:: Supplied data

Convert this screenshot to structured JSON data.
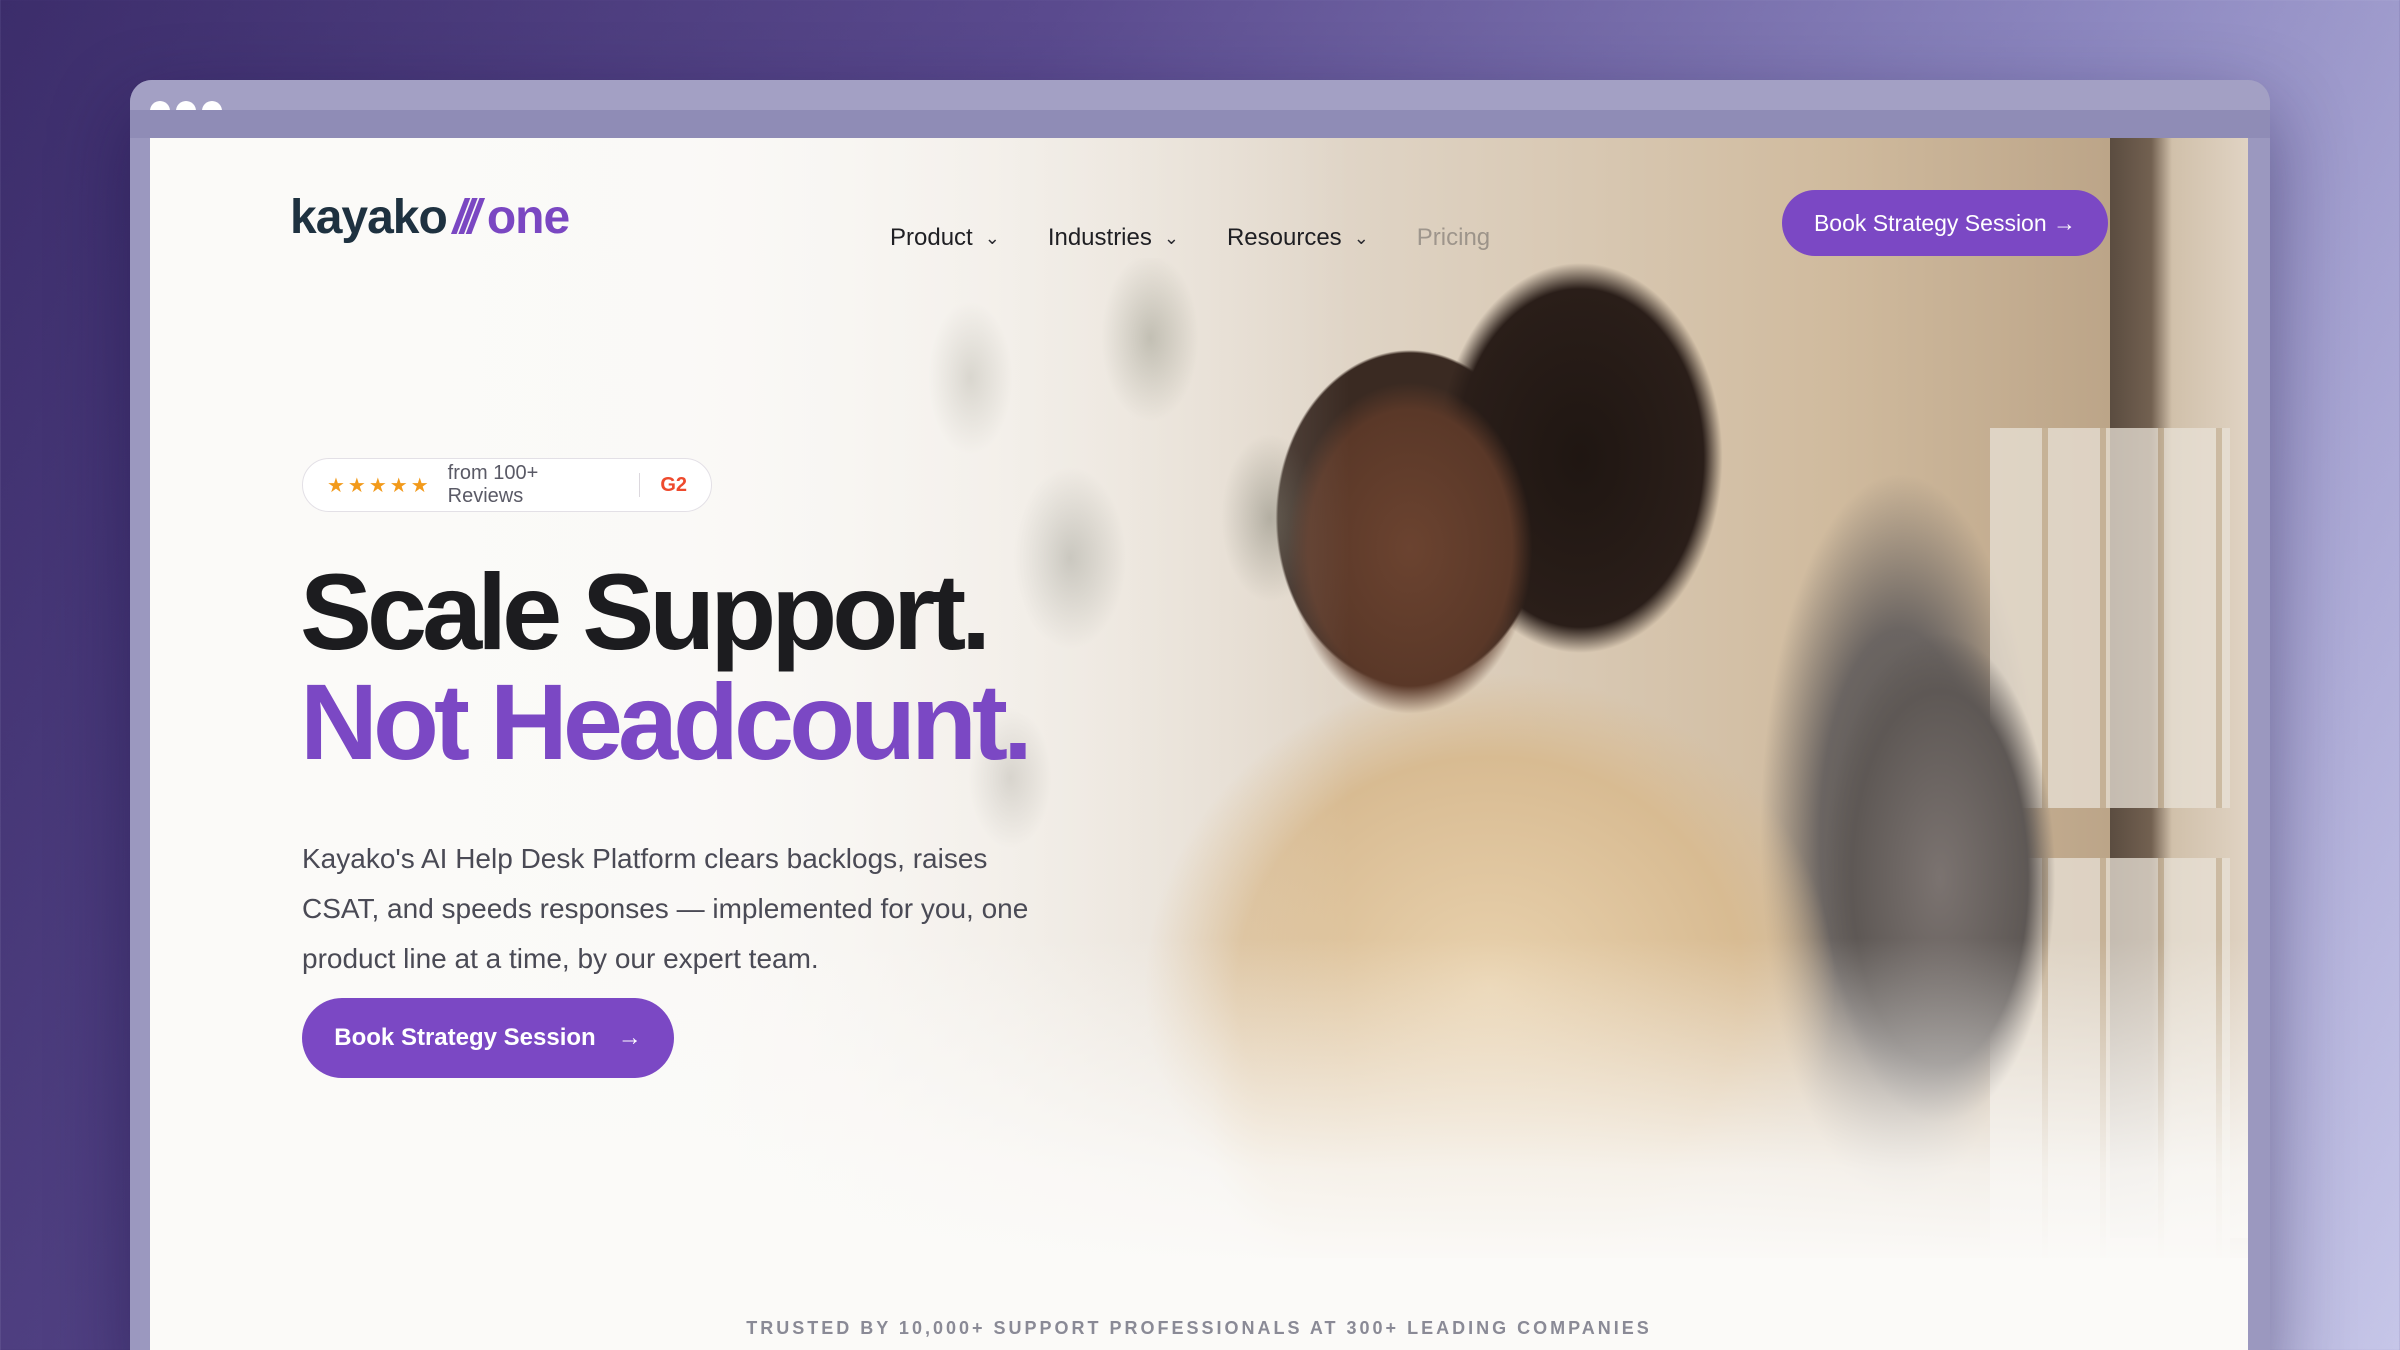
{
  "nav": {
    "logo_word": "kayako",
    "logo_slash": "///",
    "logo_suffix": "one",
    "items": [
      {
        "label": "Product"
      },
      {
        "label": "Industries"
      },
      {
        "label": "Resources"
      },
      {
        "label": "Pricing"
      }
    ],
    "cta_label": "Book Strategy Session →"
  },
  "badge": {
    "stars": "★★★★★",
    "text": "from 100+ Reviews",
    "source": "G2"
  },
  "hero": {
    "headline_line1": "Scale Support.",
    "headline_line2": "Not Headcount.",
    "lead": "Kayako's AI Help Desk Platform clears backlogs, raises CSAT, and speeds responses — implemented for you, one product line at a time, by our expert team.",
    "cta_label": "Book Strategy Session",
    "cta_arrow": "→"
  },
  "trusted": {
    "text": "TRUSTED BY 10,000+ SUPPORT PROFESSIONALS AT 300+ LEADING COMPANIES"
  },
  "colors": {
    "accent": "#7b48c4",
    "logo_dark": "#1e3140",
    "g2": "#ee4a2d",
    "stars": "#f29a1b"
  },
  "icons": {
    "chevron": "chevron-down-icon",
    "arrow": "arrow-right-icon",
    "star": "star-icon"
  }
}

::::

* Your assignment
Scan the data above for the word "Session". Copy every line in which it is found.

* Your response
    "cta_label": "Book Strategy Session →"
    "cta_label": "Book Strategy Session",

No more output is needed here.